As Tata Steel’s Port Talbot plant faces closure, recent industry news is focusing on the challenges for UK manufacturing.

To date, more than 120,000 people have signed Jeremy Corbyn’s petition calling for Parliament to be recalled early, to discuss the fate of steelmaking and demanding the government acts immediately to “protect the steel industry and the core of manufacturing in Britain”.

But the issue may be beyond Parliament’s control. China’s biggest listed steelmaker has said it expects to increase output by 20% in 2016, reports The Guardian. This glut of supply combined with cheap imports makes it impossible for UK industry to compete.

The Spectator argues that Britain has the highest energy costs in Europe, thanks to decisions taken not in Brussels but in Whitehall. It is not the Chinese who are to blame.

Rather, homegrown energy costs hugely penalise UK industry, but don’t create meaningful carbon reductions compared with bigger industrial countries, which fail to push their industrial energy use down similarly.

The question is, must leadership on industrial energy penalties and carbon shoot UK industry in the foot?

Budget 2016

 The Carbon Reduction Commitment is gone, and the Climate Change Levy will increase from 2019, reports Carbon Brief.

‘This will make up for the loss in revenue that comes from abolishing the Carbon Reduction Commitment, and should continue to incentivise energy efficiency among businesses,’ reads its analysis. This being the case, a further uptick in activity in buildings energy management should be on the cards.

Demand side response, energy storage and smart tech also get £50m. All in all, new tech across energy management and the smart grid should be incentivised by the Chancellor’s moves.

The budget also laid out an, ‘ample package of support for the oil and gas industry, which has faltered under the plunging oil price over the past 20 months,’ said Carbon Brief.

Hinkley Point ongoing saga

The Guardian has found that the Hinkley Point C nuclear deal contains a £22bn ‘poison pill’ for taxpayers. It appears the Government has offered EDF the £22 billion to reduce EDF’s risk on the project, while exposing its own taxpayers.
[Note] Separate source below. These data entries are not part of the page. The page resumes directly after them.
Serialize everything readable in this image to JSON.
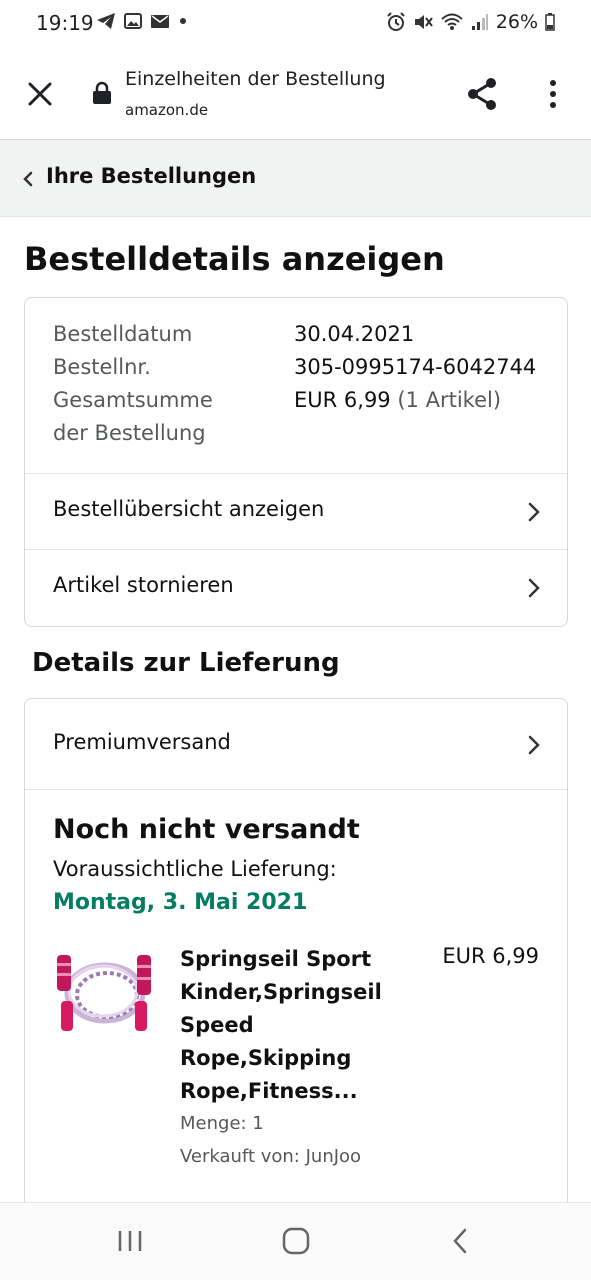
{
  "status_bar": {
    "time": "19:19",
    "battery": "26%"
  },
  "browser": {
    "title": "Einzelheiten der Bestellung",
    "url": "amazon.de"
  },
  "back_link": {
    "label": "Ihre Bestellungen"
  },
  "page_title": "Bestelldetails anzeigen",
  "order_info": {
    "date_label": "Bestelldatum",
    "date_value": "30.04.2021",
    "number_label": "Bestellnr.",
    "number_value": "305-0995174-6042744",
    "total_label_line1": "Gesamtsumme",
    "total_label_line2": "der Bestellung",
    "total_value": "EUR 6,99",
    "total_items": "(1 Artikel)"
  },
  "order_links": [
    {
      "label": "Bestellübersicht anzeigen"
    },
    {
      "label": "Artikel stornieren"
    }
  ],
  "delivery": {
    "section_title": "Details zur Lieferung",
    "shipping_method": "Premiumversand",
    "status": "Noch nicht versandt",
    "expected_label": "Voraussichtliche Lieferung:",
    "expected_date": "Montag, 3. Mai 2021",
    "product": {
      "name_lines": [
        "Springseil Sport",
        "Kinder,Springseil",
        "Speed",
        "Rope,Skipping",
        "Rope,Fitness..."
      ],
      "price": "EUR 6,99",
      "quantity": "Menge: 1",
      "seller": "Verkauft von: JunJoo"
    }
  },
  "colors": {
    "delivery_date": "#067d62",
    "back_bar_bg": "#f1f2f2",
    "border": "#d5d9d9",
    "product_handle": "#c2185b"
  }
}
Meanwhile, the long awaited Final Investment Decision (FID) on Hinkley remains unconfirmed. Vincent de Rivaz, the CEO of EDF Energy, said in March that the Hinkley Point C project will “clearly and categorically” go ahead.

He told the UK parliament’s Energy and Climate Change Committee the repeatedly postponed FID on the project would finally be made by early May.

Therefore, the majority of recent news and policy majors on energy costs and industry challenges, Budget reaction and the seemingly endless UK nuclear dilemma.